- "[E]xhibits a notable lack of the use of cryptographic security protocols to secure network communications, and where cryptography is used, [it can be done in a way] that could allow a person to forge ballot information and election results in multiple locations"
Among the findings of the CA SoS' "Red Team" (hack testers) [PDF], it was discovered --- without them having access to the source code --- that the Hart voting system was vulnerable to:
- "electronic ballot box stuffing attack."
- The ability to "overwrite [Hart] software"
- "violat[ing] a voters right to privacy by linking voters to their vote selections."
- "overwrit[ing]...ballots with records containing votes for a candidate [an attacker] does want to be successful."
- "altered vote totals that can only be detected in the event of a manual recount of eSlate VVPAT [Voter-verifiable paper audit trail] records"
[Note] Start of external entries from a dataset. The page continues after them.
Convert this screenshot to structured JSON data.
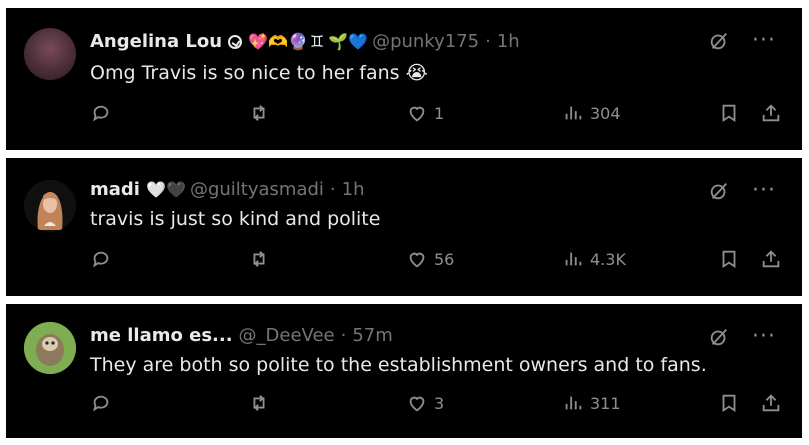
{
  "tweets": [
    {
      "name": "Angelina Lou",
      "emojis": [
        "💖",
        "🫶",
        "🔮",
        "♊",
        "🌱",
        "💙"
      ],
      "handle": "@punky175",
      "time": "1h",
      "text": "Omg Travis is so nice to her fans 😭",
      "likes": "1",
      "views": "304"
    },
    {
      "name": "madi",
      "emojis": [
        "🤍",
        "🖤"
      ],
      "handle": "@guiltyasmadi",
      "time": "1h",
      "text": "travis is just so kind and polite",
      "likes": "56",
      "views": "4.3K"
    },
    {
      "name": "me llamo es...",
      "emojis": [],
      "handle": "@_DeeVee",
      "time": "57m",
      "text": "They are both so polite to the establishment owners and to fans.",
      "likes": "3",
      "views": "311"
    }
  ],
  "icons": [
    "grok-icon",
    "more-icon",
    "reply-icon",
    "repost-icon",
    "like-icon",
    "views-icon",
    "bookmark-icon",
    "share-icon"
  ],
  "colors": {
    "background": "#000000",
    "text": "#e7e9ea",
    "muted": "#71767b"
  }
}
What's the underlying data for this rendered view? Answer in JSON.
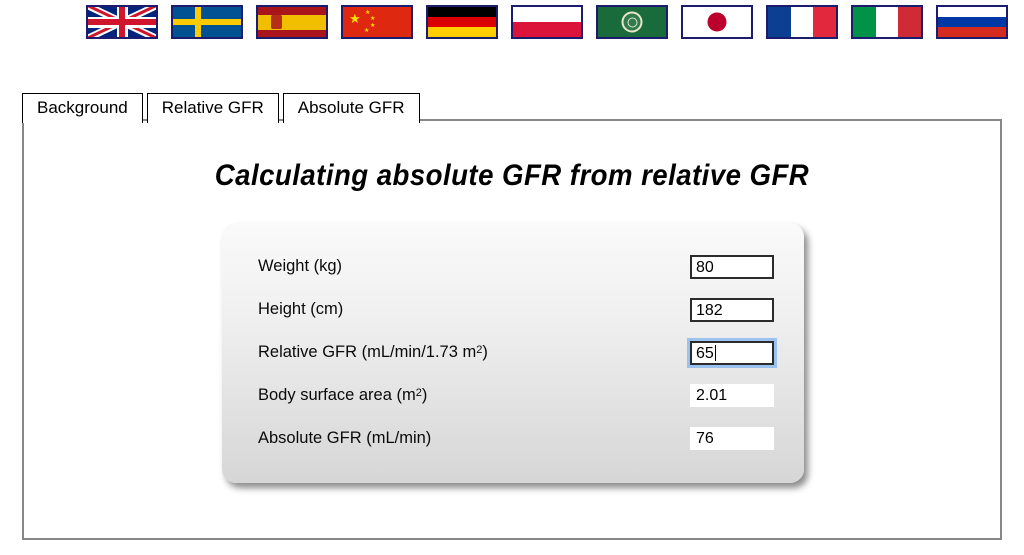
{
  "flags": [
    {
      "name": "united-kingdom",
      "label": "English",
      "class": "f-uk"
    },
    {
      "name": "sweden",
      "label": "Svenska",
      "class": "f-se"
    },
    {
      "name": "spain",
      "label": "Espanol",
      "class": "f-es"
    },
    {
      "name": "china",
      "label": "Chinese",
      "class": "f-cn"
    },
    {
      "name": "germany",
      "label": "Deutsch",
      "class": "f-de"
    },
    {
      "name": "poland",
      "label": "Polski",
      "class": "f-pl"
    },
    {
      "name": "arab-league",
      "label": "Arabic",
      "class": "f-ar"
    },
    {
      "name": "japan",
      "label": "Japanese",
      "class": "f-jp"
    },
    {
      "name": "france",
      "label": "Francais",
      "class": "f-fr"
    },
    {
      "name": "italy",
      "label": "Italiano",
      "class": "f-it"
    },
    {
      "name": "russia",
      "label": "Russian",
      "class": "f-ru"
    }
  ],
  "tabs": [
    {
      "id": "background",
      "label": "Background",
      "selected": false
    },
    {
      "id": "relative-gfr",
      "label": "Relative GFR",
      "selected": false
    },
    {
      "id": "absolute-gfr",
      "label": "Absolute GFR",
      "selected": true
    }
  ],
  "page": {
    "title": "Calculating absolute GFR from relative GFR"
  },
  "form": {
    "rows": [
      {
        "id": "weight",
        "label_text": "Weight (kg)",
        "label_main": "Weight (kg)",
        "sup": "",
        "label_tail": "",
        "value": "80",
        "editable": true,
        "focused": false
      },
      {
        "id": "height",
        "label_text": "Height (cm)",
        "label_main": "Height (cm)",
        "sup": "",
        "label_tail": "",
        "value": "182",
        "editable": true,
        "focused": false
      },
      {
        "id": "relative-gfr",
        "label_text": "Relative GFR (mL/min/1.73 m2)",
        "label_main": "Relative GFR (mL/min/1.73 m",
        "sup": "2",
        "label_tail": ")",
        "value": "65",
        "editable": true,
        "focused": true
      },
      {
        "id": "body-surface-area",
        "label_text": "Body surface area (m2)",
        "label_main": "Body surface area (m",
        "sup": "2",
        "label_tail": ")",
        "value": "2.01",
        "editable": false,
        "focused": false
      },
      {
        "id": "absolute-gfr",
        "label_text": "Absolute GFR (mL/min)",
        "label_main": "Absolute GFR (mL/min)",
        "sup": "",
        "label_tail": "",
        "value": "76",
        "editable": false,
        "focused": false
      }
    ]
  },
  "colors": {
    "frame_border": "#878787",
    "panel_top": "#fafafa",
    "panel_bottom": "#d6d6d6",
    "focus_ring": "#82b4f0",
    "field_border": "#2b2b2b"
  }
}
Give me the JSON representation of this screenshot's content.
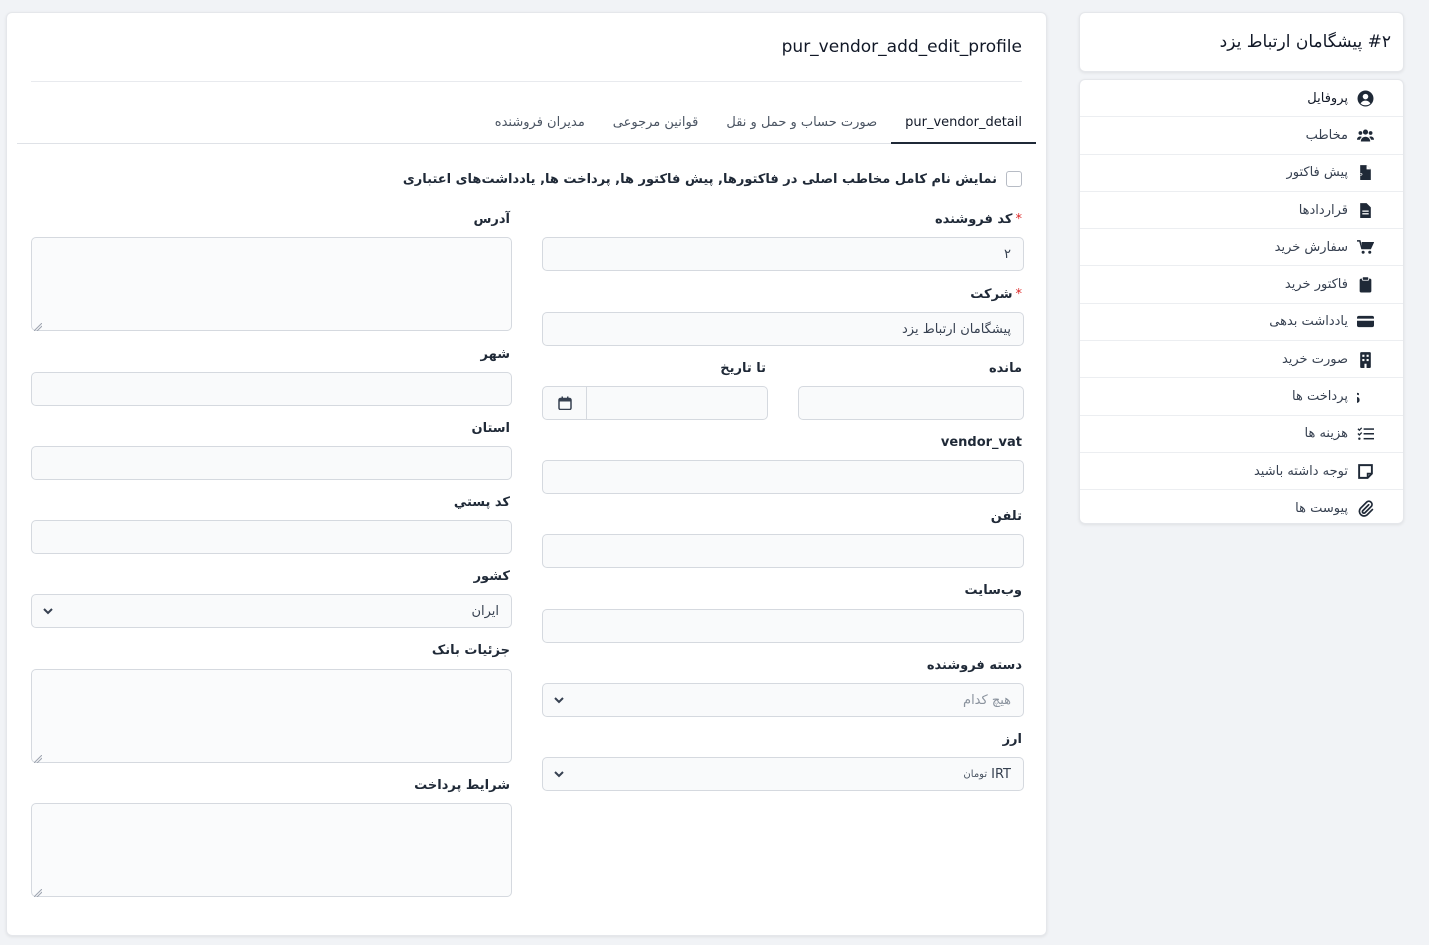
{
  "sidebar": {
    "title": "#۲ پیشگامان ارتباط یزد",
    "items": [
      {
        "label": "پروفایل",
        "icon": "user-circle-icon"
      },
      {
        "label": "مخاطب",
        "icon": "users-icon"
      },
      {
        "label": "پیش فاکتور",
        "icon": "file-invoice-icon"
      },
      {
        "label": "قراردادها",
        "icon": "file-contract-icon"
      },
      {
        "label": "سفارش خرید",
        "icon": "cart-icon"
      },
      {
        "label": "فاکتور خرید",
        "icon": "clipboard-icon"
      },
      {
        "label": "یادداشت بدهی",
        "icon": "credit-card-icon"
      },
      {
        "label": "صورت خرید",
        "icon": "building-icon"
      },
      {
        "label": "پرداخت ها",
        "icon": "dollar-icon"
      },
      {
        "label": "هزینه ها",
        "icon": "list-check-icon"
      },
      {
        "label": "توجه داشته باشید",
        "icon": "note-icon"
      },
      {
        "label": "پیوست ها",
        "icon": "paperclip-icon"
      }
    ]
  },
  "main": {
    "title": "pur_vendor_add_edit_profile",
    "tabs": [
      "pur_vendor_detail",
      "صورت حساب و حمل و نقل",
      "قوانین مرجوعی",
      "مدیران فروشنده"
    ],
    "checkbox_label": "نمایش نام کامل مخاطب اصلی در فاکتورها, پیش فاکتور ها, پرداخت ها, یادداشت‌های اعتباری",
    "fields": {
      "vendor_code": {
        "label": "کد فروشنده",
        "value": "۲"
      },
      "company": {
        "label": "شرکت",
        "value": "پیشگامان ارتباط یزد"
      },
      "balance": {
        "label": "مانده",
        "value": ""
      },
      "to_date": {
        "label": "تا تاریخ",
        "value": ""
      },
      "vendor_vat": {
        "label": "vendor_vat",
        "value": ""
      },
      "phone": {
        "label": "تلفن",
        "value": ""
      },
      "website": {
        "label": "وب‌سایت",
        "value": ""
      },
      "vendor_group": {
        "label": "دسته فروشنده",
        "placeholder": "هیچ کدام"
      },
      "currency": {
        "label": "ارز",
        "value": "IRT",
        "sub": "تومان"
      },
      "address": {
        "label": "آدرس",
        "value": ""
      },
      "city": {
        "label": "شهر",
        "value": ""
      },
      "state": {
        "label": "استان",
        "value": ""
      },
      "zip": {
        "label": "کد پستي",
        "value": ""
      },
      "country": {
        "label": "کشور",
        "value": "ایران"
      },
      "bank_details": {
        "label": "جزئیات بانک",
        "value": ""
      },
      "payment_terms": {
        "label": "شرایط پرداخت",
        "value": ""
      }
    }
  }
}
In conclusion, the hack team found they were "...able to discover attacks for the Hart system that could compromise the accuracy, secrecy, and availability of the voting systems and their auditing mechanisms. That is, the Red Team has developed exploits that absent procedural mitigation strategies can alter vote totals, violate the privacy of individual voters, make systems unavailable, and delete audit trails."
Other than that magnifying glass, we're sure Illinois "tested the daylights out of them." We look forward to those referenced Illinois test results seeing daylight soon, as they have in California. Until then, you'll have to color us dubious (to put it nicely).
And while we're waiting for that, we hope Campana, and the rest of the media in Illinois, will continue to report on this matter and hold some feet to a long-overdue fire.
Oh..and the folks in Cook County, IL, (such as County Clerk David Orr) --- who chose to do business with Sequoia instead of Hart --- might want to ask a few more questions than they already have of their friends at Sequoia about Hart's impending takeover, since we don't suspect the fine folks of Cook meant to go into business with a company facing federal fraud charges, and we know for a fact that Sequoia hasn't told its good clients in Cook what's really going on.
Or maybe nobody cares. We'll see.